REALWorld Law


General construction law

What are the main sources of law that govern and regulate contracts for the design or carrying out of building works?

UK - England and Wales UK - England and Wales

UK - England and Wales

The UK’s decision to leave the European Union is likely to cause some uncertainty. Fiscal consequences may include changes in Stamp Duty Land Tax (England), Land and Building Transaction Tax (Scotland) and Land Transaction Tax (Wales). There may well be some other changes. If you have a contact in DLA Piper, please do check the latest position with him or her.

Although European law is transposed into local law through statutes, the legal system in England and Wales is based on common law. This means that the law and corresponding legal system derives from judges’ decisions and is developed by the courts and similar tribunals (called case law), rather than through constitutions or legislative codes and statutes.

In England and Wales, construction law is made up of six main bodies of law:

  • Contract law – the law that governs agreements and arrangements between parties
  • Law of tort – the law that addresses, and provides remedies for, civil wrongs not arising out of contractual obligations
  • Legislation – various statutes and subordinate legislation (regulations, orders etc) govern the carrying out of construction operations
  • Breach of statutory duty – this is a failure to carry out duties or to fulfil obligations imposed by legislation.
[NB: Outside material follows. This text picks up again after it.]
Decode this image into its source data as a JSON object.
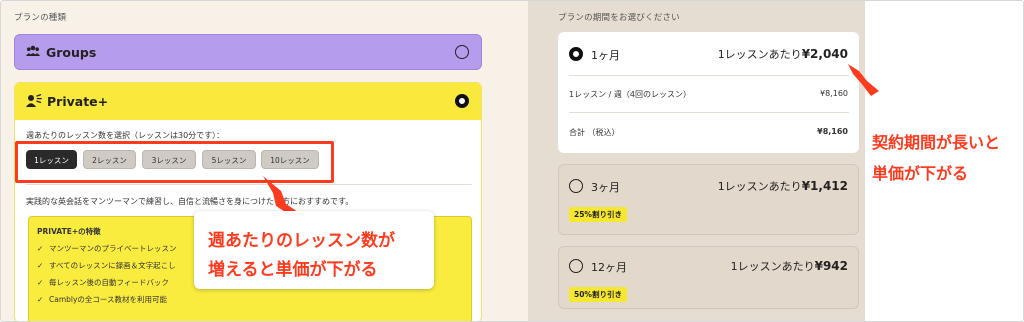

An injured person may make a civil claim if it has suffered injury as a result of the breach (unless specifically excluded in the statute itself)
  • Law of restitution – this area of law is concerned with the award of remedies which have one common function – to deprive the defendant of a gain, rather than to compensate the claimant for loss suffered
  • Criminal law – sanctions are imposed for acts and omissions which constitute criminal activity under English law